┌──

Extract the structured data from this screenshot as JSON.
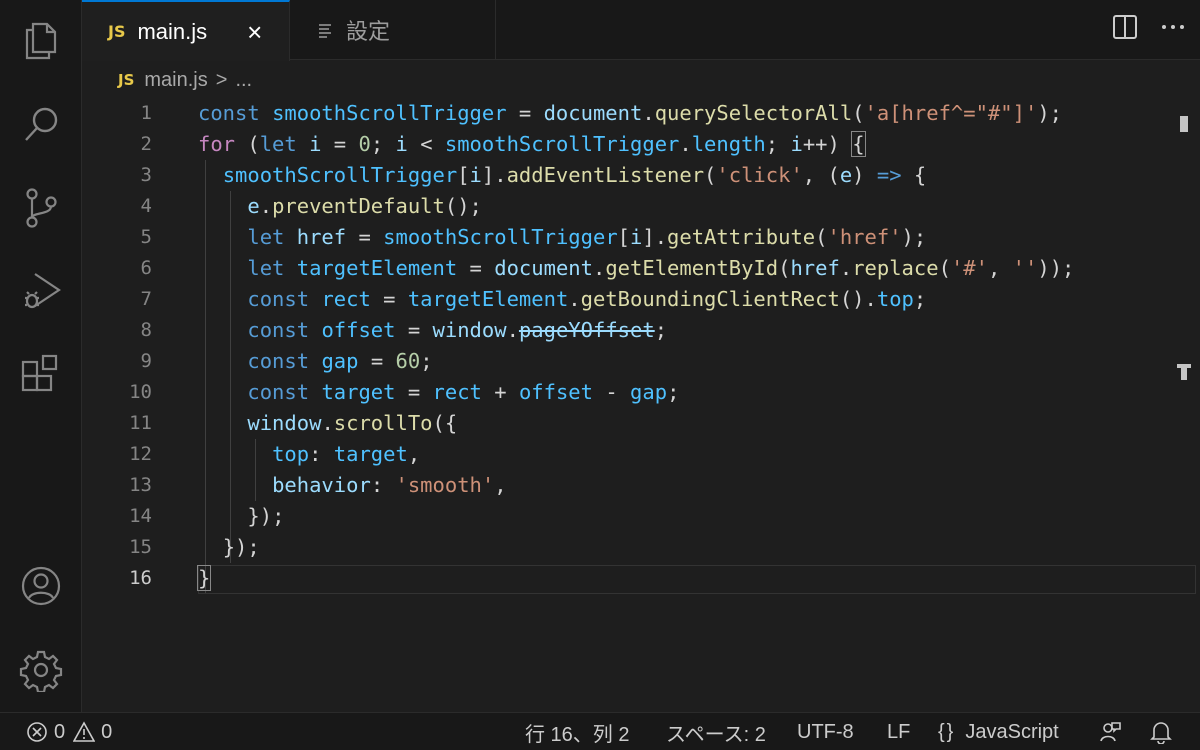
{
  "tabs": [
    {
      "badge": "JS",
      "label": "main.js",
      "close": "×",
      "active": true
    },
    {
      "label": "設定",
      "active": false
    }
  ],
  "breadcrumb": {
    "badge": "JS",
    "file": "main.js",
    "separator": ">",
    "more": "..."
  },
  "editor": {
    "current_line": 16,
    "line_numbers": [
      "1",
      "2",
      "3",
      "4",
      "5",
      "6",
      "7",
      "8",
      "9",
      "10",
      "11",
      "12",
      "13",
      "14",
      "15",
      "16"
    ],
    "lines": [
      "const smoothScrollTrigger = document.querySelectorAll('a[href^=\"#\"]');",
      "for (let i = 0; i < smoothScrollTrigger.length; i++) {",
      "  smoothScrollTrigger[i].addEventListener('click', (e) => {",
      "    e.preventDefault();",
      "    let href = smoothScrollTrigger[i].getAttribute('href');",
      "    let targetElement = document.getElementById(href.replace('#', ''));",
      "    const rect = targetElement.getBoundingClientRect().top;",
      "    const offset = window.pageYOffset;",
      "    const gap = 60;",
      "    const target = rect + offset - gap;",
      "    window.scrollTo({",
      "      top: target,",
      "      behavior: 'smooth',",
      "    });",
      "  });",
      "}"
    ]
  },
  "status": {
    "errors": "0",
    "warnings": "0",
    "position": "行 16、列 2",
    "spaces": "スペース: 2",
    "encoding": "UTF-8",
    "eol": "LF",
    "language_braces": "{}",
    "language": "JavaScript"
  },
  "colors": {
    "accent": "#0078d4",
    "js_badge": "#e8c94a",
    "keyword": "#569cd6",
    "control_keyword": "#c586c0",
    "variable": "#9cdcfe",
    "constant": "#4fc1ff",
    "function": "#dcdcaa",
    "string": "#ce9178",
    "number": "#b5cea8"
  },
  "icons": {
    "activity": [
      "files-icon",
      "search-icon",
      "source-control-icon",
      "run-debug-icon",
      "extensions-icon",
      "account-icon",
      "settings-gear-icon"
    ],
    "tab_actions": [
      "split-editor-icon",
      "more-actions-icon"
    ],
    "status": [
      "error-icon",
      "warning-icon",
      "feedback-icon",
      "bell-icon"
    ]
  }
}
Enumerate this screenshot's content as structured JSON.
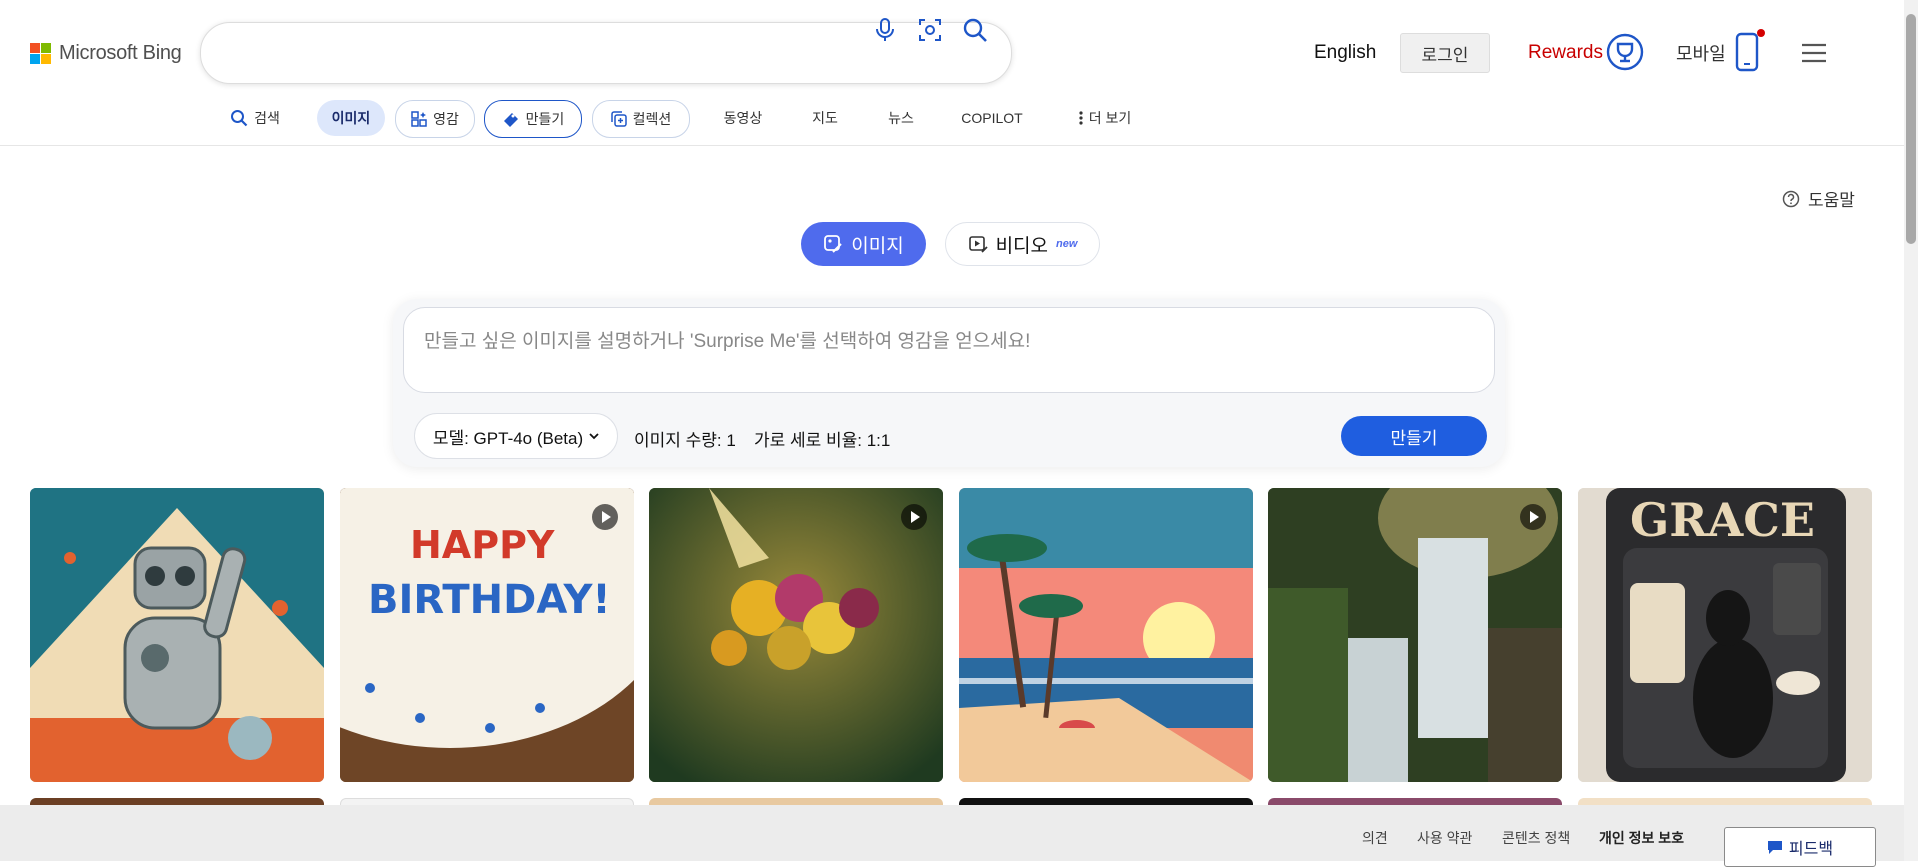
{
  "header": {
    "logo_text": "Microsoft Bing",
    "search_value": "",
    "language": "English",
    "login_label": "로그인",
    "rewards_label": "Rewards",
    "mobile_label": "모바일"
  },
  "nav": {
    "items": [
      {
        "label": "검색",
        "icon": "search-icon"
      },
      {
        "label": "이미지"
      },
      {
        "label": "영감",
        "icon": "inspiration-icon"
      },
      {
        "label": "만들기",
        "icon": "create-icon"
      },
      {
        "label": "컬렉션",
        "icon": "collections-icon"
      },
      {
        "label": "동영상"
      },
      {
        "label": "지도"
      },
      {
        "label": "뉴스"
      },
      {
        "label": "COPILOT"
      },
      {
        "label": "더 보기",
        "icon": "more-vertical-icon"
      }
    ]
  },
  "help_label": "도움말",
  "tabs": {
    "image_label": "이미지",
    "video_label": "비디오",
    "video_badge": "new"
  },
  "create": {
    "prompt_placeholder": "만들고 싶은 이미지를 설명하거나 'Surprise Me'를 선택하여 영감을 얻으세요!",
    "model_label": "모델: GPT-4o (Beta)",
    "image_count": "이미지 수량: 1",
    "aspect_ratio": "가로 세로 비율: 1:1",
    "create_button": "만들기"
  },
  "gallery": [
    {
      "name": "retro-robot-image",
      "video": false,
      "caption": ""
    },
    {
      "name": "happy-birthday-cake-image",
      "video": true,
      "caption": "HAPPY BIRTHDAY!"
    },
    {
      "name": "hummingbird-flowers-image",
      "video": true,
      "caption": ""
    },
    {
      "name": "pixel-beach-sunset-image",
      "video": false,
      "caption": ""
    },
    {
      "name": "waterfall-forest-image",
      "video": true,
      "caption": ""
    },
    {
      "name": "grace-dog-box-image",
      "video": false,
      "caption": "GRACE"
    }
  ],
  "footer": {
    "links": [
      "의견",
      "사용 약관",
      "콘텐츠 정책",
      "개인 정보 보호"
    ],
    "feedback_label": "피드백"
  },
  "colors": {
    "accent": "#4f6bed",
    "create_button": "#1f5ee0",
    "rewards": "#c80000"
  }
}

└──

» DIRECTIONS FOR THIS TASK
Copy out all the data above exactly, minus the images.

» RESULT FOR THIS EXERCISE
Extract the structured data from this screenshot as JSON.
{
  "tabs": [
    {
      "badge": "JS",
      "label": "main.js",
      "close": "×",
      "active": true
    },
    {
      "label": "設定",
      "active": false
    }
  ],
  "breadcrumb": {
    "badge": "JS",
    "file": "main.js",
    "separator": ">",
    "more": "..."
  },
  "editor": {
    "current_line": 16,
    "line_numbers": [
      "1",
      "2",
      "3",
      "4",
      "5",
      "6",
      "7",
      "8",
      "9",
      "10",
      "11",
      "12",
      "13",
      "14",
      "15",
      "16"
    ],
    "lines": [
      "const smoothScrollTrigger = document.querySelectorAll('a[href^=\"#\"]');",
      "for (let i = 0; i < smoothScrollTrigger.length; i++) {",
      "  smoothScrollTrigger[i].addEventListener('click', (e) => {",
      "    e.preventDefault();",
      "    let href = smoothScrollTrigger[i].getAttribute('href');",
      "    let targetElement = document.getElementById(href.replace('#', ''));",
      "    const rect = targetElement.getBoundingClientRect().top;",
      "    const offset = window.pageYOffset;",
      "    const gap = 60;",
      "    const target = rect + offset - gap;",
      "    window.scrollTo({",
      "      top: target,",
      "      behavior: 'smooth',",
      "    });",
      "  });",
      "}"
    ]
  },
  "status": {
    "errors": "0",
    "warnings": "0",
    "position": "行 16、列 2",
    "spaces": "スペース: 2",
    "encoding": "UTF-8",
    "eol": "LF",
    "language_braces": "{}",
    "language": "JavaScript"
  },
  "colors": {
    "accent": "#0078d4",
    "js_badge": "#e8c94a",
    "keyword": "#569cd6",
    "control_keyword": "#c586c0",
    "variable": "#9cdcfe",
    "constant": "#4fc1ff",
    "function": "#dcdcaa",
    "string": "#ce9178",
    "number": "#b5cea8"
  },
  "icons": {
    "activity": [
      "files-icon",
      "search-icon",
      "source-control-icon",
      "run-debug-icon",
      "extensions-icon",
      "account-icon",
      "settings-gear-icon"
    ],
    "tab_actions": [
      "split-editor-icon",
      "more-actions-icon"
    ],
    "status": [
      "error-icon",
      "warning-icon",
      "feedback-icon",
      "bell-icon"
    ]
  }
}
Enumerate this screenshot's content as structured JSON.
{
  "header": {
    "logo_text": "Microsoft Bing",
    "search_value": "",
    "language": "English",
    "login_label": "로그인",
    "rewards_label": "Rewards",
    "mobile_label": "모바일"
  },
  "nav": {
    "items": [
      {
        "label": "검색",
        "icon": "search-icon"
      },
      {
        "label": "이미지"
      },
      {
        "label": "영감",
        "icon": "inspiration-icon"
      },
      {
        "label": "만들기",
        "icon": "create-icon"
      },
      {
        "label": "컬렉션",
        "icon": "collections-icon"
      },
      {
        "label": "동영상"
      },
      {
        "label": "지도"
      },
      {
        "label": "뉴스"
      },
      {
        "label": "COPILOT"
      },
      {
        "label": "더 보기",
        "icon": "more-vertical-icon"
      }
    ]
  },
  "help_label": "도움말",
  "tabs": {
    "image_label": "이미지",
    "video_label": "비디오",
    "video_badge": "new"
  },
  "create": {
    "prompt_placeholder": "만들고 싶은 이미지를 설명하거나 'Surprise Me'를 선택하여 영감을 얻으세요!",
    "model_label": "모델: GPT-4o (Beta)",
    "image_count": "이미지 수량: 1",
    "aspect_ratio": "가로 세로 비율: 1:1",
    "create_button": "만들기"
  },
  "gallery": [
    {
      "name": "retro-robot-image",
      "video": false,
      "caption": ""
    },
    {
      "name": "happy-birthday-cake-image",
      "video": true,
      "caption": "HAPPY BIRTHDAY!"
    },
    {
      "name": "hummingbird-flowers-image",
      "video": true,
      "caption": ""
    },
    {
      "name": "pixel-beach-sunset-image",
      "video": false,
      "caption": ""
    },
    {
      "name": "waterfall-forest-image",
      "video": true,
      "caption": ""
    },
    {
      "name": "grace-dog-box-image",
      "video": false,
      "caption": "GRACE"
    }
  ],
  "footer": {
    "links": [
      "의견",
      "사용 약관",
      "콘텐츠 정책",
      "개인 정보 보호"
    ],
    "feedback_label": "피드백"
  },
  "colors": {
    "accent": "#4f6bed",
    "create_button": "#1f5ee0",
    "rewards": "#c80000"
  }
}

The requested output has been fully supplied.